--- START ---

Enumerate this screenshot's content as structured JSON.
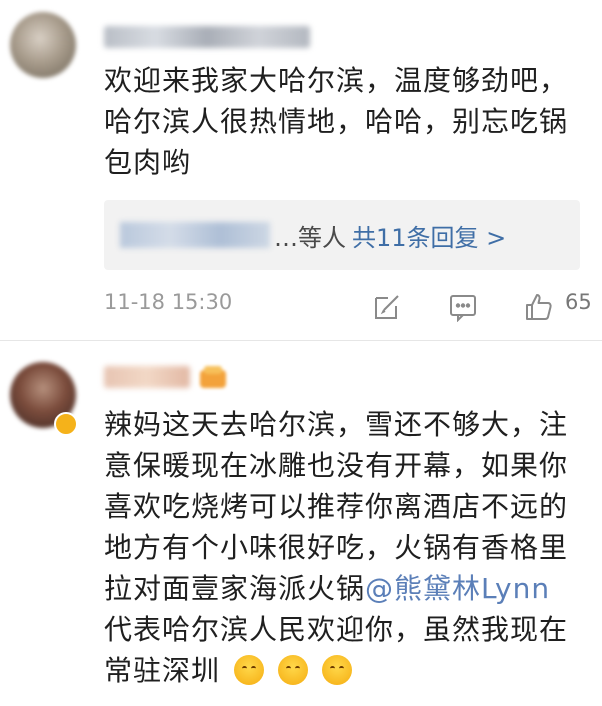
{
  "comments": [
    {
      "text_lines": [
        "欢迎来我家大哈尔滨，温度够劲吧，",
        "哈尔滨人很热情地，哈哈，别忘吃锅",
        "包肉哟"
      ],
      "reply": {
        "others": "…等人",
        "link": "共11条回复 >"
      },
      "time": "11-18 15:30",
      "likes": "65"
    },
    {
      "text_lines": [
        "辣妈这天去哈尔滨，雪还不够大，注",
        "意保暖现在冰雕也没有开幕，如果你",
        "喜欢吃烧烤可以推荐你离酒店不远的",
        "地方有个小味很好吃，火锅有香格里",
        "拉对面壹家海派火锅"
      ],
      "mention": "@熊黛林Lynn",
      "text_lines_after": [
        "代表哈尔滨人民欢迎你，虽然我现在",
        "常驻深圳"
      ]
    }
  ],
  "icons": {
    "edit": "edit-icon",
    "comment": "comment-icon",
    "like": "like-icon",
    "emoji": "blushing-emoji"
  },
  "colors": {
    "link": "#3f6ea6",
    "mention": "#5b7fb8",
    "meta": "#9a9a9a"
  }
}
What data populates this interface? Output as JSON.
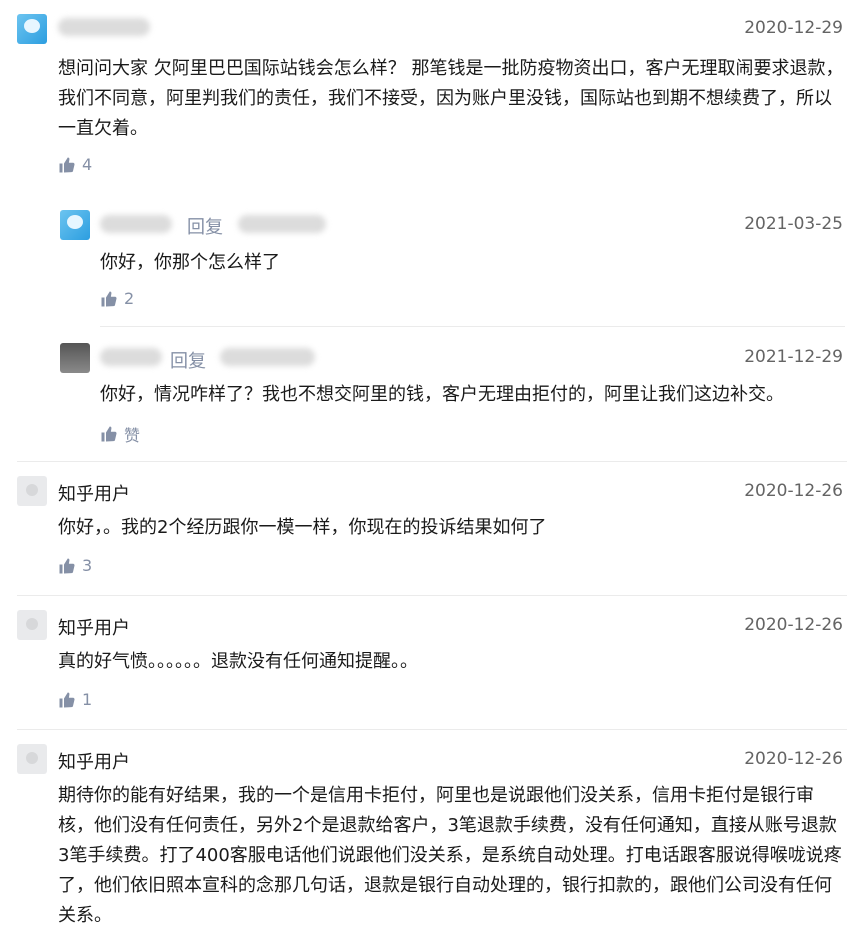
{
  "like_icon_color": "#8590a6",
  "comments": [
    {
      "author": "",
      "date": "2020-12-29",
      "text": "想问问大家 欠阿里巴巴国际站钱会怎么样？ 那笔钱是一批防疫物资出口，客户无理取闹要求退款，我们不同意，阿里判我们的责任，我们不接受，因为账户里没钱，国际站也到期不想续费了，所以一直欠着。",
      "likes": "4",
      "replies": [
        {
          "reply_word": "回复",
          "date": "2021-03-25",
          "text": "你好，你那个怎么样了",
          "likes": "2"
        },
        {
          "reply_word": "回复",
          "date": "2021-12-29",
          "text": "你好，情况咋样了？我也不想交阿里的钱，客户无理由拒付的，阿里让我们这边补交。",
          "likes": "赞"
        }
      ]
    },
    {
      "author": "知乎用户",
      "date": "2020-12-26",
      "text": "你好，。我的2个经历跟你一模一样，你现在的投诉结果如何了",
      "likes": "3"
    },
    {
      "author": "知乎用户",
      "date": "2020-12-26",
      "text": "真的好气愤。。。。。。退款没有任何通知提醒。。",
      "likes": "1"
    },
    {
      "author": "知乎用户",
      "date": "2020-12-26",
      "text": "期待你的能有好结果，我的一个是信用卡拒付，阿里也是说跟他们没关系，信用卡拒付是银行审核，他们没有任何责任，另外2个是退款给客户，3笔退款手续费，没有任何通知，直接从账号退款3笔手续费。打了400客服电话他们说跟他们没关系，是系统自动处理。打电话跟客服说得喉咙说疼了，他们依旧照本宣科的念那几句话，退款是银行自动处理的，银行扣款的，跟他们公司没有任何关系。"
    }
  ]
}
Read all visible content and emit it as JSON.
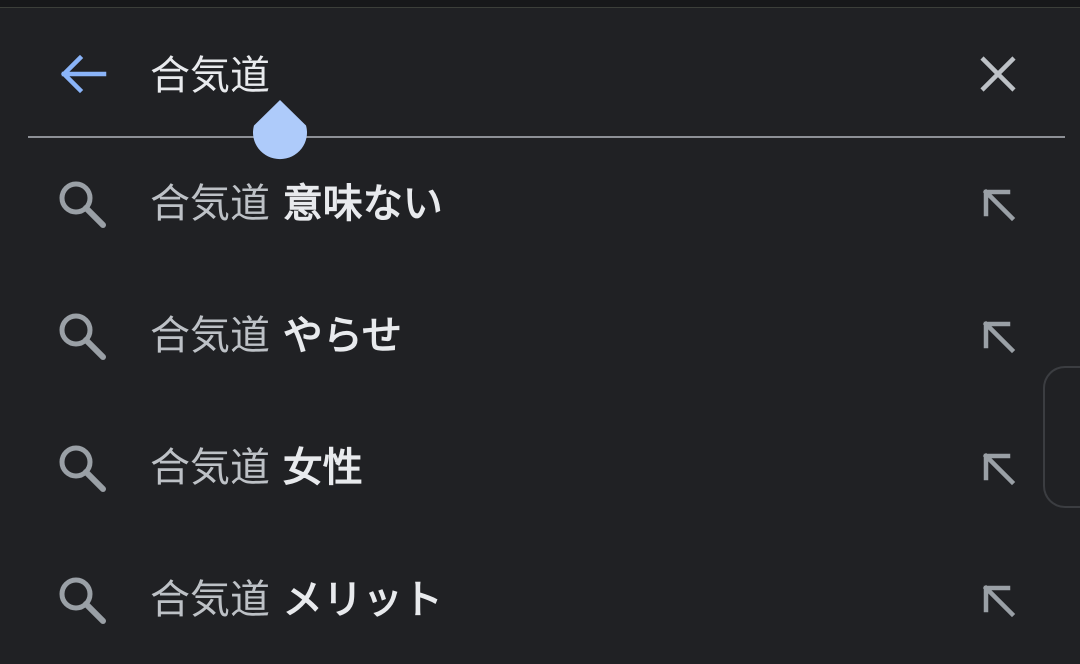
{
  "search": {
    "query": "合気道",
    "back_icon": "arrow-back-icon",
    "clear_icon": "close-icon"
  },
  "suggestions": [
    {
      "prefix": "合気道",
      "suffix": "意味ない",
      "icon": "search-icon",
      "action_icon": "arrow-up-left-icon"
    },
    {
      "prefix": "合気道",
      "suffix": "やらせ",
      "icon": "search-icon",
      "action_icon": "arrow-up-left-icon"
    },
    {
      "prefix": "合気道",
      "suffix": "女性",
      "icon": "search-icon",
      "action_icon": "arrow-up-left-icon"
    },
    {
      "prefix": "合気道",
      "suffix": "メリット",
      "icon": "search-icon",
      "action_icon": "arrow-up-left-icon"
    }
  ],
  "colors": {
    "background": "#202124",
    "accent": "#8ab4f8",
    "text_primary": "#e8eaed",
    "text_secondary": "#bdc1c6",
    "icon": "#9aa0a6",
    "divider": "#8d9096",
    "cursor_handle": "#aecbfa"
  }
}
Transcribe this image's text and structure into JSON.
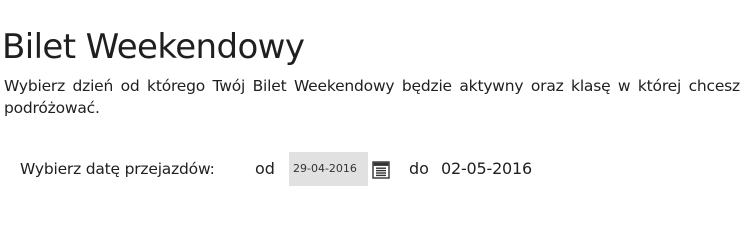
{
  "title": "Bilet Weekendowy",
  "description": "Wybierz dzień od którego Twój Bilet Weekendowy będzie aktywny oraz klasę w której chcesz podróżować.",
  "date_selection": {
    "label": "Wybierz datę przejazdów:",
    "from_label": "od",
    "from_value": "29-04-2016",
    "to_label": "do",
    "to_value": "02-05-2016",
    "calendar_icon": "calendar-icon"
  },
  "colors": {
    "input_background": "#e1e1e1",
    "text": "#1f1f1f"
  }
}
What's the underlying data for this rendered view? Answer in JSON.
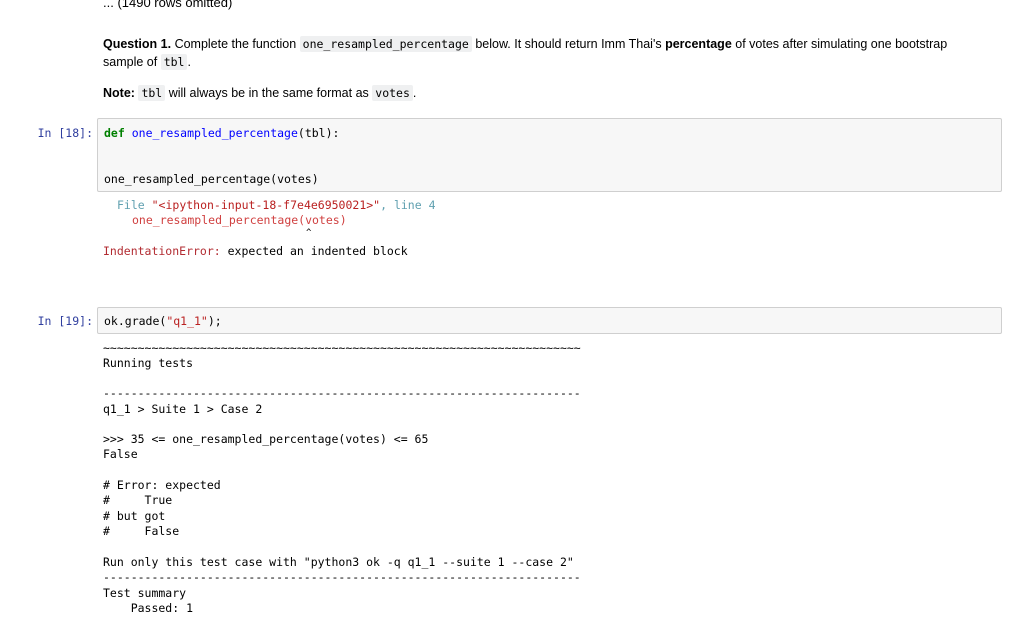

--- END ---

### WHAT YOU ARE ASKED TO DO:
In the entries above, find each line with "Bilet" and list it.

### SOLUTION FOR THIS TASK:
  "title": "Bilet Weekendowy",
  "description": "Wybierz dzień od którego Twój Bilet Weekendowy będzie aktywny oraz klasę w której chcesz podróżować.",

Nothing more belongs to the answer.